- Ground Plane
- Quarter-Wave Ground Plane
HOW DOES IT WORK?
Let's recall the dipole from last week. That antenna is center-fed and is 1/2 wavelength long overall. So each radiating half of the antenna is 1/4 wavelength. Further, this is a balanced antenna where each side is being fed a voltage and allows a current to flow. The voltage and current is opposite going to each half.
The quarter-wave ground plane antenna is one half of that dipole and the ground plane acts like a mirror to electrically give the appearance of the other side of the dipole. Most people have seen at least a photograph, if not in person, where a mountain is reflected off of a very still lake or pond. It appears that there is a mountain exactly like the real one but directly below it and upside-down. The same idea applies to the ground plane antenna. The ground plane is the still pond and the vertical monopole is the mountain. To a receiving antenna it looks electrically like a vertical dipole with the bottom half of the dipole being the reflection.
MORE ABOUT THE GROUND PLANE
What make this antenna work the way it does is the ground plane so let's talk a bit more about that. The ground plane acts as a reflector but it doesn't have to be mirror smooth. In fact it doesn't even have to be solid. A typical ground plane is 3 or 4 wires extending more or less horizontally from the base of the vertical element. Because of the size of wavelengths we are dealing with this is sufficient to give the "mirror" effect. Also it's important to note although it may seem obvious that the ground plane is actually kept at ground potential. That means no voltage and no driven current. (There probably is induced current but I haven't studied up on this and I'll leave it for another time.) It also means that this is an unbalanced antenna. Unlike the dipole where we are driving the two elements in equal and opposite directions, with this antenna we are only driving the vertical element and not driving the ground plane.
WHAT DO YOU MEAN "MORE OR LESS HORIZONTAL"?
I didn't say that because we don't care if it's horizontal or not. Although it's true that the ground plane will work even when the elements are not exactly horizontal. But we do care what the angle is because changing this angle changes the feedpoint impedance. This allows us to create an antenna that closely matches the standard 50 Ohm impedance of the unbalanced coax feedline used by amateurs. It turns out that if the ground plane itself is up at least one-half wavelength off the ground (earth, the ground you are standing on) then a horizontal ground plane has an impedance of 22 Ohms. If you tilt the ground plane elements down 45 degrees, the antenna will have an impedance very close to 50 Ohms.
A SIMPLE HOMEMADE QUARTER-WAVE GROUND PLANE

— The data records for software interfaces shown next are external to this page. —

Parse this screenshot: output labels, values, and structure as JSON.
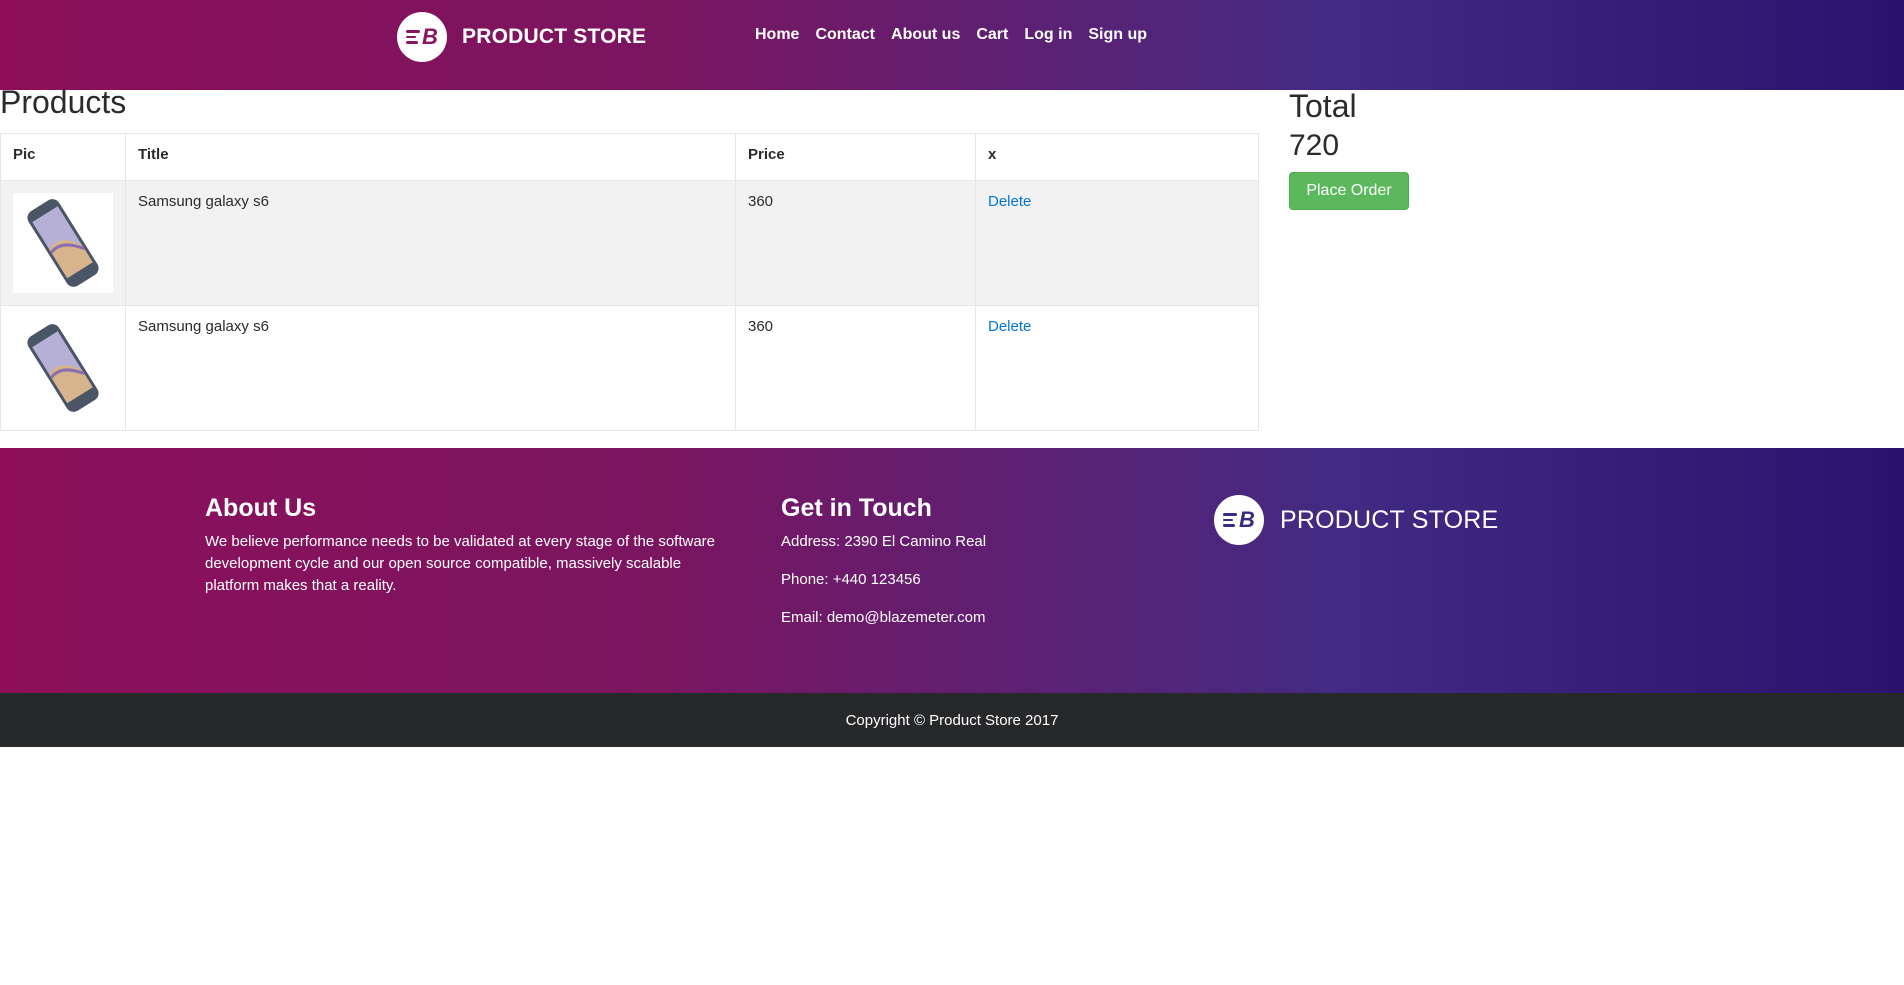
{
  "header": {
    "brand": "PRODUCT STORE",
    "logo_letter": "B",
    "nav": [
      "Home",
      "Contact",
      "About us",
      "Cart",
      "Log in",
      "Sign up"
    ]
  },
  "products": {
    "title": "Products",
    "columns": [
      "Pic",
      "Title",
      "Price",
      "x"
    ],
    "rows": [
      {
        "title": "Samsung galaxy s6",
        "price": "360",
        "action": "Delete",
        "image": "phone-image"
      },
      {
        "title": "Samsung galaxy s6",
        "price": "360",
        "action": "Delete",
        "image": "phone-image"
      }
    ]
  },
  "totals": {
    "label": "Total",
    "value": "720",
    "place_order": "Place Order"
  },
  "footer": {
    "about_title": "About Us",
    "about_text": "We believe performance needs to be validated at every stage of the software development cycle and our open source compatible, massively scalable platform makes that a reality.",
    "touch_title": "Get in Touch",
    "address": "Address: 2390 El Camino Real",
    "phone": "Phone: +440 123456",
    "email": "Email: demo@blazemeter.com",
    "brand": "PRODUCT STORE",
    "copyright": "Copyright © Product Store 2017"
  },
  "colors": {
    "gradient_start": "#8d0f5a",
    "gradient_end": "#2a126e",
    "link": "#0275d8",
    "order_button": "#5cb85c",
    "copyright_bg": "#27282a"
  }
}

By putting together the elements described above you can make a simple home-made ground plane antenna for 144 MHz out of nothing more than a female UHF connector and some heavy solid copper wire. This was my second homemade antenna (a wire dipole was the first) and I got some very good reports reaching a long distance on low power. You get a UHF connector designed to be attached to a flat plate. It will have a square plate attached with four holes, one at each corner. You simply solder the vertical element which is a measured length of wire to the center conductor of the connector and make small loops on the end of the four ground plane wires, use screws and nuts to hold them in place and solder them as well. The plans are in the ARRL Handbook and the Antenna book and must be online somewhere. I will look for a link and add it.
As promised here is just the first link that came up when I googled. There are doubtless many more.
2 Meter Ground Plane Project